Third, the district court did not err in applying a two-level sentencing enhancement based on use of sophisticated means. The government presented evidence that Savage hid assets, hid transactions, hid his own name, had phones registered in multiple states (none in his name), directed actions of several other conspirators, used insider information provided by a co-conspirator bank employee, and used that information in coordinated steps to circumvent the bank’s fraud countermeasures and take over the victims’ accounts to conceal and execute the scheme — far more than is required for a bank-fraud conspiracy conviction.
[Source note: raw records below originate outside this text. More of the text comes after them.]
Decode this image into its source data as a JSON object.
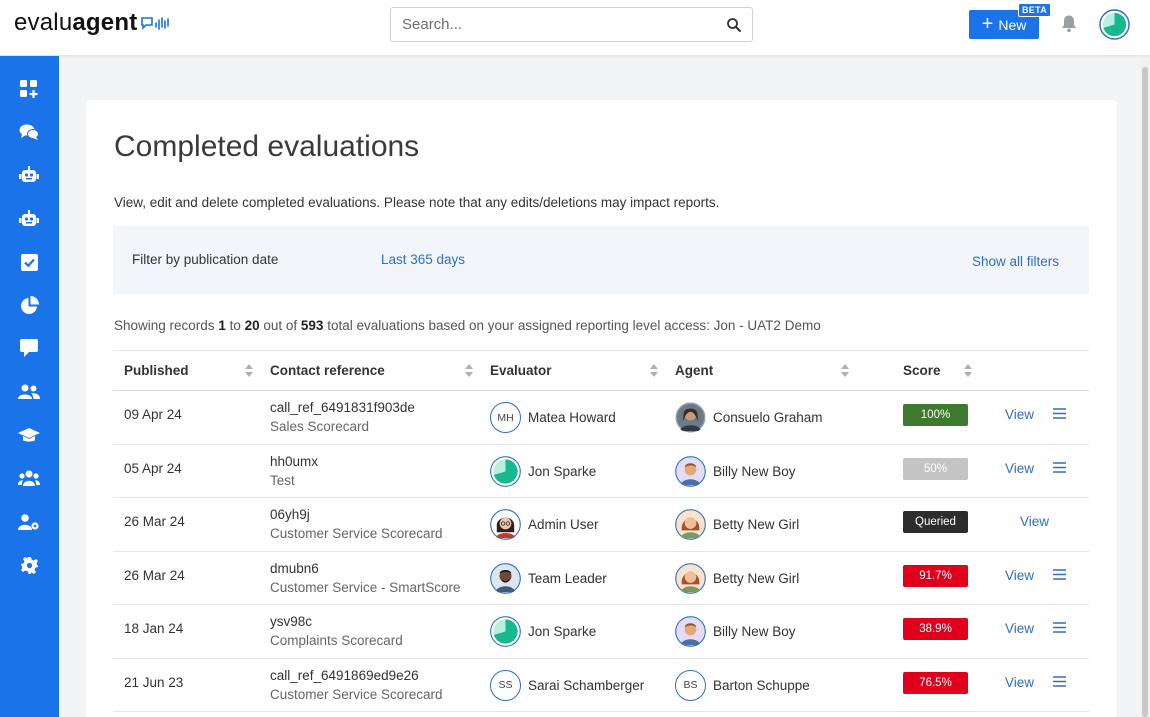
{
  "header": {
    "logo_light": "evalu",
    "logo_bold": "agent",
    "search_placeholder": "Search...",
    "new_label": "New",
    "beta_label": "BETA"
  },
  "colors": {
    "primary": "#1a73e8",
    "link": "#2f6fc1",
    "score_green": "#3e7a2e",
    "score_grey": "#c4c4c4",
    "score_dark": "#2d2d2d",
    "score_red": "#e0001b"
  },
  "sidebar": {
    "icons": [
      "dashboard-add-icon",
      "chat-bubbles-icon",
      "robot-icon",
      "robot-alt-icon",
      "checkbox-icon",
      "pie-chart-icon",
      "message-icon",
      "users-icon",
      "graduation-cap-icon",
      "team-icon",
      "user-settings-icon",
      "settings-gear-icon"
    ]
  },
  "page": {
    "title": "Completed evaluations",
    "description": "View, edit and delete completed evaluations. Please note that any edits/deletions may impact reports.",
    "filter": {
      "label": "Filter by publication date",
      "value": "Last 365 days",
      "show_all": "Show all filters"
    },
    "showing": {
      "prefix": "Showing records ",
      "from": "1",
      "to_word": " to ",
      "to": "20",
      "outof": " out of ",
      "total": "593",
      "suffix": " total evaluations based on your assigned reporting level access: Jon - UAT2 Demo"
    }
  },
  "table": {
    "columns": [
      "Published",
      "Contact reference",
      "Evaluator",
      "Agent",
      "Score"
    ],
    "rows": [
      {
        "date": "09 Apr 24",
        "ref": "call_ref_6491831f903de",
        "card": "Sales Scorecard",
        "evaluator": "Matea Howard",
        "evaluator_initials": "MH",
        "agent": "Consuelo Graham",
        "score": "100%",
        "score_color": "#3e7a2e",
        "view": "View"
      },
      {
        "date": "05 Apr 24",
        "ref": "hh0umx",
        "card": "Test",
        "evaluator": "Jon Sparke",
        "agent": "Billy New Boy",
        "score": "50%",
        "score_color": "#c4c4c4",
        "view": "View"
      },
      {
        "date": "26 Mar 24",
        "ref": "06yh9j",
        "card": "Customer Service Scorecard",
        "evaluator": "Admin User",
        "agent": "Betty New Girl",
        "score": "Queried",
        "score_color": "#2d2d2d",
        "view": "View"
      },
      {
        "date": "26 Mar 24",
        "ref": "dmubn6",
        "card": "Customer Service - SmartScore",
        "evaluator": "Team Leader",
        "agent": "Betty New Girl",
        "score": "91.7%",
        "score_color": "#e0001b",
        "view": "View"
      },
      {
        "date": "18 Jan 24",
        "ref": "ysv98c",
        "card": "Complaints Scorecard",
        "evaluator": "Jon Sparke",
        "agent": "Billy New Boy",
        "score": "38.9%",
        "score_color": "#e0001b",
        "view": "View"
      },
      {
        "date": "21 Jun 23",
        "ref": "call_ref_6491869ed9e26",
        "card": "Customer Service Scorecard",
        "evaluator": "Sarai Schamberger",
        "evaluator_initials": "SS",
        "agent": "Barton Schuppe",
        "agent_initials": "BS",
        "score": "76.5%",
        "score_color": "#e0001b",
        "view": "View"
      }
    ]
  }
}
As the district court put it: “It was not the most complex fraud scheme, but certainly … it was sophisticated enough that the government has met its burden of proof” on the issue.

Fourth, the district court did not err in applying a three-level sentencing enhancement based on his role in the offense as a manager or supervisor. The trial evidence demonstrates that Savage helped recruit Conteh, directed her efforts in the scheme, and delivered proceeds from the fraud to her. This alone is sufficient to support finding that Savage managed or supervised the activities of at least one person. It is also uncontested that the scheme involved five or more participants: Savage and another accomplice planned the scheme, Conteh accessed the customer accounts, and at least two other individuals redeemed fraudulent checks at Capital One locations.

Finally, the district court did not err in requiring parts of Savage’s sentences to run consecutively. Even if there were error in the already-discussed sentencing enhancements, the district court provided specific reasons for consecutive sentencing, many of which were unrelated to the enhancements. The district court noted that the government had not sought the maximum sentence, that the nature and circumstances of the offense were serious, that Savage was a leader and organizer of the criminal group, and that the crime compromised the victims’ credit and confidence in American banking and security.


United States v. Savage, Case No. 16-4704, Mar. 12, 2018. 4th Cir. (Floyd), from DMD at Greenbelt (Russell). Alyssa Christine Pont for Appellant; Ray Daniel McKenzie for Appellee. VLW 018-2-050, 29 pp.

VLW 018-2-050